Due to brain plasticity, the nervous system is capable of manifesting behavioral variations, adapted to the influences from both external and internal environment. Multiple neurotransmitters are involved in the mediation of pathological processes at the molecular, cellular, regional, and interregional levels participating in cerebral plasticity, their intervention being responsible for various structural, functional, and behavioral disturbances. The current therapeutic strategies in neuroprotection aim at blocking on different levels, the molecular cascades of the pathophysiological mechanisms responsible for neuronal dysfunctions and ultimately for neuronal death. Different agents influencing these neurotransmitters have demonstrated beneficial effects in neurogenesis and neuroprotection, proved in experimental animal models of focal and global ischemic injuries. Serotonin, dopamine, glutamate, N-methyl-D-aspartate, and nitric oxide have been shown to play a significant role in modulating nervous system injuries. The imidazoline system is one of the important systems involved in human brain functioning. Experimental investigations have revealed the cytoprotective effects of imidazoline I2 receptor ligands against neuronal injury induced by hypoxia in experimental animals.
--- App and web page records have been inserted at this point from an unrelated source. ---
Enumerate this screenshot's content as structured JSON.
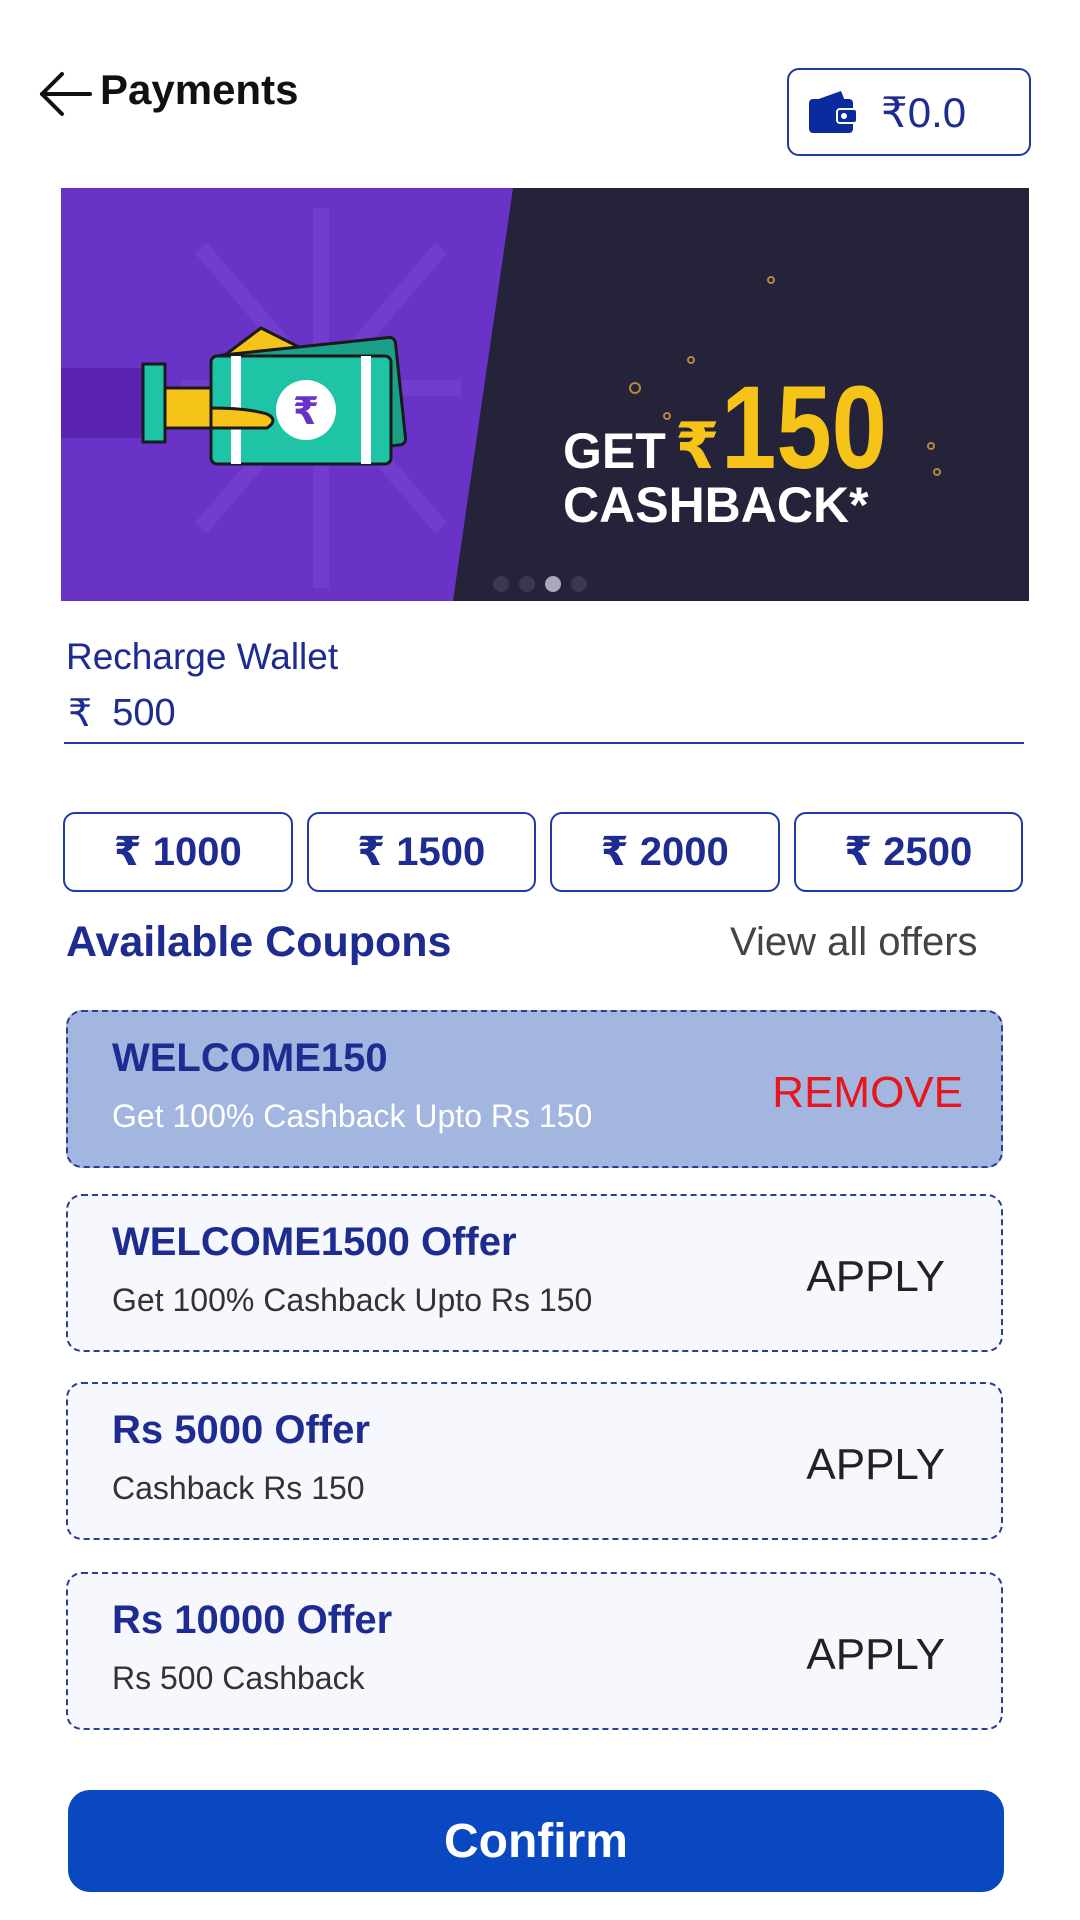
{
  "header": {
    "title": "Payments",
    "wallet_balance": "₹0.0"
  },
  "banner": {
    "get_label": "GET",
    "currency": "₹",
    "amount": "150",
    "cashback_label": "CASHBACK*",
    "active_slide": 3,
    "slide_count": 4,
    "colors": {
      "left": "#6a33c8",
      "right": "#242339",
      "accent": "#f6c318",
      "note": "#1fc3a6"
    }
  },
  "recharge": {
    "label": "Recharge Wallet",
    "currency": "₹",
    "value": "500"
  },
  "quick_amounts": [
    {
      "label": "₹  1000"
    },
    {
      "label": "₹  1500"
    },
    {
      "label": "₹  2000"
    },
    {
      "label": "₹  2500"
    }
  ],
  "coupons_section": {
    "title": "Available Coupons",
    "view_all": "View all offers"
  },
  "coupons": [
    {
      "code": "WELCOME150",
      "desc": "Get 100% Cashback Upto Rs 150",
      "action": "REMOVE",
      "applied": true
    },
    {
      "code": "WELCOME1500 Offer",
      "desc": "Get 100% Cashback Upto Rs 150",
      "action": "APPLY",
      "applied": false
    },
    {
      "code": "Rs 5000 Offer",
      "desc": "Cashback  Rs 150",
      "action": "APPLY",
      "applied": false
    },
    {
      "code": "Rs 10000 Offer",
      "desc": "Rs 500 Cashback",
      "action": "APPLY",
      "applied": false
    }
  ],
  "confirm_label": "Confirm",
  "icons": {
    "back": "arrow-left-icon",
    "wallet": "wallet-icon",
    "hand": "hand-with-money-icon"
  },
  "theme": {
    "primary": "#1e2c91",
    "button": "#0a48c1",
    "applied_bg": "#a3b6df",
    "remove": "#e8151b"
  }
}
The neuroprotective effects were also highlighted for kappa and delta receptors, whose agonists demonstrated the ability to reduce architectural lesions and to recover neuronal functions of animals with experimentally induced brain ischemia.
Part of the book: Neuroprotection